Nothing should differ between your output and the entries below.

EXTRACTED ENTRIES below:

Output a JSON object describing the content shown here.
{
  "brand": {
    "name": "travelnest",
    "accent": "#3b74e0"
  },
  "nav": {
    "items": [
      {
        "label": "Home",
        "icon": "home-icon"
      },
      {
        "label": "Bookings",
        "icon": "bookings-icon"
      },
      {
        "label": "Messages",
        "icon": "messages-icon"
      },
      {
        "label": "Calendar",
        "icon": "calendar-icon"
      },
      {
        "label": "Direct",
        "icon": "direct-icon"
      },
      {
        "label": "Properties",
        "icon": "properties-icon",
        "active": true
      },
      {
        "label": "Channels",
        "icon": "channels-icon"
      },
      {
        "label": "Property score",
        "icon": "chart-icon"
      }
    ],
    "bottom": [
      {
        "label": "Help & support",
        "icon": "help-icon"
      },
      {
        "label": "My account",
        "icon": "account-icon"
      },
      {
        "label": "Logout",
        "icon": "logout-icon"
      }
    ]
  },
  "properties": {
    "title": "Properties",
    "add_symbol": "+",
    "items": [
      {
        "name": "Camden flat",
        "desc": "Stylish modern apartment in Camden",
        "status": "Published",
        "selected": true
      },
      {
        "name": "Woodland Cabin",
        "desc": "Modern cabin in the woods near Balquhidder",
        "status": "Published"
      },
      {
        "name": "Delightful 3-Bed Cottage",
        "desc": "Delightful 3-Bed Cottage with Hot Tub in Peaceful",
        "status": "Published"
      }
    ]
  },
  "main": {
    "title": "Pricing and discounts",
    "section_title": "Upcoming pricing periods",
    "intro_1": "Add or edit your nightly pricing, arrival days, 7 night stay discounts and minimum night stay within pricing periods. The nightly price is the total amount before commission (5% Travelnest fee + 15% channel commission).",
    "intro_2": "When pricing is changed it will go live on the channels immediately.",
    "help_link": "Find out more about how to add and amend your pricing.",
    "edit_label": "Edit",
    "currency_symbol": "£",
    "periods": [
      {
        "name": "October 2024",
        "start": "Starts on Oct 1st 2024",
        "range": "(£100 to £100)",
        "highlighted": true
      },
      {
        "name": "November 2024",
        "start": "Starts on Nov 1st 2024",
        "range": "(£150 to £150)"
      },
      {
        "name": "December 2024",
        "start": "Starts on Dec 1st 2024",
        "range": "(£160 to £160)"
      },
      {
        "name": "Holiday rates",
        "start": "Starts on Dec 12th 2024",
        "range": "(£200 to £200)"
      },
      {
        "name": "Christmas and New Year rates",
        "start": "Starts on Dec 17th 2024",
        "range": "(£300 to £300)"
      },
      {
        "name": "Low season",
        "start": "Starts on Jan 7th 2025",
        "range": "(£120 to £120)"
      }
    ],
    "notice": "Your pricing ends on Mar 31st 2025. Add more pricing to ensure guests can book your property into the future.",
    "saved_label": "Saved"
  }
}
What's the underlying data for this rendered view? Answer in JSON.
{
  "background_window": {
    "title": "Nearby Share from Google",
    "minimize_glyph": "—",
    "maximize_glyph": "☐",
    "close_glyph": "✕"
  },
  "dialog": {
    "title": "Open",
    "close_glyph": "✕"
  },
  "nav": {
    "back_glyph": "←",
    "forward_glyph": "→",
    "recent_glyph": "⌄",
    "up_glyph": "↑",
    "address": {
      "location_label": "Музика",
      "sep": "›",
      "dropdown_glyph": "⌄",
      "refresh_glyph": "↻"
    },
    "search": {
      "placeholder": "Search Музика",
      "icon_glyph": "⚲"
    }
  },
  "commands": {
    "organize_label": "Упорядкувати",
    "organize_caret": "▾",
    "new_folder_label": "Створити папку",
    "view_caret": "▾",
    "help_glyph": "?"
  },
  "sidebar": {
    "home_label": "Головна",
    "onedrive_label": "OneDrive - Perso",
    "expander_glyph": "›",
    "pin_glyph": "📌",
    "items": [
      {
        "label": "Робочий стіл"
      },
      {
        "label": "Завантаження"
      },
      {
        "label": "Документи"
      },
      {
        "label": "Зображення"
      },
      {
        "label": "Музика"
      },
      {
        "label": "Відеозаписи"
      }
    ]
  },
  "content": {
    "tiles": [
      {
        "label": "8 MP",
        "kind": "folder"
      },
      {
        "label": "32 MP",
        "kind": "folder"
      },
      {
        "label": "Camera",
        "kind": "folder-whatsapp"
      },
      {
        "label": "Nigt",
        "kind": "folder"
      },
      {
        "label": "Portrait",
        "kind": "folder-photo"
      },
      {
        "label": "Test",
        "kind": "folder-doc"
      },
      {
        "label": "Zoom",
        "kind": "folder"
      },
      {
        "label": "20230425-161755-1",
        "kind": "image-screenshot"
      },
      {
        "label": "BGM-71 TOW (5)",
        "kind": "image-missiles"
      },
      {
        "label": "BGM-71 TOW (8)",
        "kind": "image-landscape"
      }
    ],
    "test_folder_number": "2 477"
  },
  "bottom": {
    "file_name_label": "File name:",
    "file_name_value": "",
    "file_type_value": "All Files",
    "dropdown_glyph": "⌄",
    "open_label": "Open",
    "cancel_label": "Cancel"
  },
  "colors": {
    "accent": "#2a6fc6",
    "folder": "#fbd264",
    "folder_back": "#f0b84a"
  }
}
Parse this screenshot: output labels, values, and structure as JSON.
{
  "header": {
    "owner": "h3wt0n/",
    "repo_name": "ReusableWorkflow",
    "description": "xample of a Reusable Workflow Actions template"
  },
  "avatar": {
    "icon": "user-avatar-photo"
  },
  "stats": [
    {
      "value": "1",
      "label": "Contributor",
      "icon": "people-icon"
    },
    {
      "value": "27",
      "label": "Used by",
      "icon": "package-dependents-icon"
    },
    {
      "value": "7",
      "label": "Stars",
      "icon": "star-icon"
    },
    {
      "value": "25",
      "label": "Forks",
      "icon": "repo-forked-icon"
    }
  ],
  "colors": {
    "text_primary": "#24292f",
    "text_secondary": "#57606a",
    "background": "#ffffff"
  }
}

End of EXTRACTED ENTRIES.

RESPONSE BOX ▸
Output a JSON object describing the content shown here.
{
  "brand": {
    "name": "travelnest",
    "accent": "#3b74e0"
  },
  "nav": {
    "items": [
      {
        "label": "Home",
        "icon": "home-icon"
      },
      {
        "label": "Bookings",
        "icon": "bookings-icon"
      },
      {
        "label": "Messages",
        "icon": "messages-icon"
      },
      {
        "label": "Calendar",
        "icon": "calendar-icon"
      },
      {
        "label": "Direct",
        "icon": "direct-icon"
      },
      {
        "label": "Properties",
        "icon": "properties-icon",
        "active": true
      },
      {
        "label": "Channels",
        "icon": "channels-icon"
      },
      {
        "label": "Property score",
        "icon": "chart-icon"
      }
    ],
    "bottom": [
      {
        "label": "Help & support",
        "icon": "help-icon"
      },
      {
        "label": "My account",
        "icon": "account-icon"
      },
      {
        "label": "Logout",
        "icon": "logout-icon"
      }
    ]
  },
  "properties": {
    "title": "Properties",
    "add_symbol": "+",
    "items": [
      {
        "name": "Camden flat",
        "desc": "Stylish modern apartment in Camden",
        "status": "Published",
        "selected": true
      },
      {
        "name": "Woodland Cabin",
        "desc": "Modern cabin in the woods near Balquhidder",
        "status": "Published"
      },
      {
        "name": "Delightful 3-Bed Cottage",
        "desc": "Delightful 3-Bed Cottage with Hot Tub in Peaceful",
        "status": "Published"
      }
    ]
  },
  "main": {
    "title": "Pricing and discounts",
    "section_title": "Upcoming pricing periods",
    "intro_1": "Add or edit your nightly pricing, arrival days, 7 night stay discounts and minimum night stay within pricing periods. The nightly price is the total amount before commission (5% Travelnest fee + 15% channel commission).",
    "intro_2": "When pricing is changed it will go live on the channels immediately.",
    "help_link": "Find out more about how to add and amend your pricing.",
    "edit_label": "Edit",
    "currency_symbol": "£",
    "periods": [
      {
        "name": "October 2024",
        "start": "Starts on Oct 1st 2024",
        "range": "(£100 to £100)",
        "highlighted": true
      },
      {
        "name": "November 2024",
        "start": "Starts on Nov 1st 2024",
        "range": "(£150 to £150)"
      },
      {
        "name": "December 2024",
        "start": "Starts on Dec 1st 2024",
        "range": "(£160 to £160)"
      },
      {
        "name": "Holiday rates",
        "start": "Starts on Dec 12th 2024",
        "range": "(£200 to £200)"
      },
      {
        "name": "Christmas and New Year rates",
        "start": "Starts on Dec 17th 2024",
        "range": "(£300 to £300)"
      },
      {
        "name": "Low season",
        "start": "Starts on Jan 7th 2025",
        "range": "(£120 to £120)"
      }
    ],
    "notice": "Your pricing ends on Mar 31st 2025. Add more pricing to ensure guests can book your property into the future.",
    "saved_label": "Saved"
  }
}
What's the underlying data for this rendered view? Answer in JSON.
{
  "background_window": {
    "title": "Nearby Share from Google",
    "minimize_glyph": "—",
    "maximize_glyph": "☐",
    "close_glyph": "✕"
  },
  "dialog": {
    "title": "Open",
    "close_glyph": "✕"
  },
  "nav": {
    "back_glyph": "←",
    "forward_glyph": "→",
    "recent_glyph": "⌄",
    "up_glyph": "↑",
    "address": {
      "location_label": "Музика",
      "sep": "›",
      "dropdown_glyph": "⌄",
      "refresh_glyph": "↻"
    },
    "search": {
      "placeholder": "Search Музика",
      "icon_glyph": "⚲"
    }
  },
  "commands": {
    "organize_label": "Упорядкувати",
    "organize_caret": "▾",
    "new_folder_label": "Створити папку",
    "view_caret": "▾",
    "help_glyph": "?"
  },
  "sidebar": {
    "home_label": "Головна",
    "onedrive_label": "OneDrive - Perso",
    "expander_glyph": "›",
    "pin_glyph": "📌",
    "items": [
      {
        "label": "Робочий стіл"
      },
      {
        "label": "Завантаження"
      },
      {
        "label": "Документи"
      },
      {
        "label": "Зображення"
      },
      {
        "label": "Музика"
      },
      {
        "label": "Відеозаписи"
      }
    ]
  },
  "content": {
    "tiles": [
      {
        "label": "8 MP",
        "kind": "folder"
      },
      {
        "label": "32 MP",
        "kind": "folder"
      },
      {
        "label": "Camera",
        "kind": "folder-whatsapp"
      },
      {
        "label": "Nigt",
        "kind": "folder"
      },
      {
        "label": "Portrait",
        "kind": "folder-photo"
      },
      {
        "label": "Test",
        "kind": "folder-doc"
      },
      {
        "label": "Zoom",
        "kind": "folder"
      },
      {
        "label": "20230425-161755-1",
        "kind": "image-screenshot"
      },
      {
        "label": "BGM-71 TOW (5)",
        "kind": "image-missiles"
      },
      {
        "label": "BGM-71 TOW (8)",
        "kind": "image-landscape"
      }
    ],
    "test_folder_number": "2 477"
  },
  "bottom": {
    "file_name_label": "File name:",
    "file_name_value": "",
    "file_type_value": "All Files",
    "dropdown_glyph": "⌄",
    "open_label": "Open",
    "cancel_label": "Cancel"
  },
  "colors": {
    "accent": "#2a6fc6",
    "folder": "#fbd264",
    "folder_back": "#f0b84a"
  }
}
Parse this screenshot: output labels, values, and structure as JSON.
{
  "header": {
    "owner": "h3wt0n/",
    "repo_name": "ReusableWorkflow",
    "description": "xample of a Reusable Workflow Actions template"
  },
  "avatar": {
    "icon": "user-avatar-photo"
  },
  "stats": [
    {
      "value": "1",
      "label": "Contributor",
      "icon": "people-icon"
    },
    {
      "value": "27",
      "label": "Used by",
      "icon": "package-dependents-icon"
    },
    {
      "value": "7",
      "label": "Stars",
      "icon": "star-icon"
    },
    {
      "value": "25",
      "label": "Forks",
      "icon": "repo-forked-icon"
    }
  ],
  "colors": {
    "text_primary": "#24292f",
    "text_secondary": "#57606a",
    "background": "#ffffff"
  }
}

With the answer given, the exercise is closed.